What should first be done before considering a neck lift?

Before the procedure, the doctor will usually review the patient’s medical history and conduct a physical exam. This is the time for the doctor and patient to discuss expectations, potential risks and outcomes of the procedure. It’s important for the patient to have a realistic expectation for the outcome of the procedure.

Neck Lift

What is a neck lift?

Neck lifts are a surgical option to improve the appearance of the neck. Results are typically long-lasting. There are two primary types of neck lifts:

  • Cervicoplasty: In this procedure, excess skin is surgically removed from the neck.
  • Platsmaplasty: This procedure reduces the banded appearance of the neck by removing, tightening or realigning the muscles of the neck.

Who is not a candidate for a neck lift?

Neck lift candidates should be in good physical, mental and emotional condition and have realistic expectations. Patients with chronic health conditions and allergies to anesthesia are not good candidates.

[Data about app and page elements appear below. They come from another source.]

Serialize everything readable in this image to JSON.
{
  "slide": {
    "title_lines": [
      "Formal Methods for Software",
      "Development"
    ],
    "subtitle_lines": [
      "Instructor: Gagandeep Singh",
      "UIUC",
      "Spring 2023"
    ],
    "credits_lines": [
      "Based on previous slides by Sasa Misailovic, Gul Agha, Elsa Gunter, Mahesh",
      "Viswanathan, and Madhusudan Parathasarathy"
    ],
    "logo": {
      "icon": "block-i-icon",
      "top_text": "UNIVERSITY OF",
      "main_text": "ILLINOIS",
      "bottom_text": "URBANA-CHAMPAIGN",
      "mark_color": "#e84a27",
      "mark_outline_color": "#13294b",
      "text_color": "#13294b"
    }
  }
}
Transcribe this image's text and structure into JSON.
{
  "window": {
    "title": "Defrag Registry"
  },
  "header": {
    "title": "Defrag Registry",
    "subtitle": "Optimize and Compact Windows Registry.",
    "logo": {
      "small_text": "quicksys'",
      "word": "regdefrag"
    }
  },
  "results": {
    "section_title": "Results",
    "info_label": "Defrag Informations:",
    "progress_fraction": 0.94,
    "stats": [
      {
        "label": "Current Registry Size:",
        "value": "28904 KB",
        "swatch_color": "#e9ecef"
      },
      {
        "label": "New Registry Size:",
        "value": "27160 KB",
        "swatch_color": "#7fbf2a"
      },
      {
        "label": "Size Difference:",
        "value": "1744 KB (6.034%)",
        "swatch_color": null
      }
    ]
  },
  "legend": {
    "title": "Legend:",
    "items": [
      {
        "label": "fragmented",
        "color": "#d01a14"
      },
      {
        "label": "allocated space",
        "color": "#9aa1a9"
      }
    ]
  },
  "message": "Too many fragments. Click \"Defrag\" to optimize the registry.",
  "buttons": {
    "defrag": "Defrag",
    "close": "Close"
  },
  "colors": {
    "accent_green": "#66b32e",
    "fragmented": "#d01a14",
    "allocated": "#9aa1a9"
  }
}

When is a neck lift appropriate?

A neck lift can restore the appearance of taut, supple and relatively line-free skin on the neck. It’s a good option for people who have lost a great deal of weight and have loose-hanging neck skin with little elasticity.

Is a neck lift painful?

The surgery is performed under sedation and local anesthesia or general anesthesia. Patients will experience minor discomfort and swelling for up to two weeks following surgery.

What can I expect after having had a neck lift?

Most procedures are done on an outpatient basis. It’s a good idea to have someone to drive you home. Most patients experience tightness, soreness and pain following surgery. Painkillers are usually prescribed.

Bandage and tape are applied to the incision sites to reduce swelling and discomfort. The head and neck are wrapped in an elastic band. Bruising and swelling may continue for as long as 10 days. Numbness can occur around the incision and elsewhere. Patients should avoid twisting and turning the neck after a neck lift. Your sleeping position may need to be adjusted. It’s important to keep the head elevated while sleeping for the first one to two weeks. Avoid bending over or lifting heavy objects for two weeks following surgery. Avoid alcohol, aspirin and ibuprofen for a week after surgery. Do not participate in contact sports until given clearance by your doctor.

What are the potential complications of a neck lift?

Typical side effects affect the neck, jaw and ears, and may last up to 10 days. They include:

  • Bruising
  • Swelling
  • Pain
  • Numbness of the skin

Pain medication and antibiotics to fight infection are often administered.

More serious complications include:

  • Permanent skin numbness
  • Scarring
  • Puckering of the skin
  • Infection
  • Reaction to general anesthesia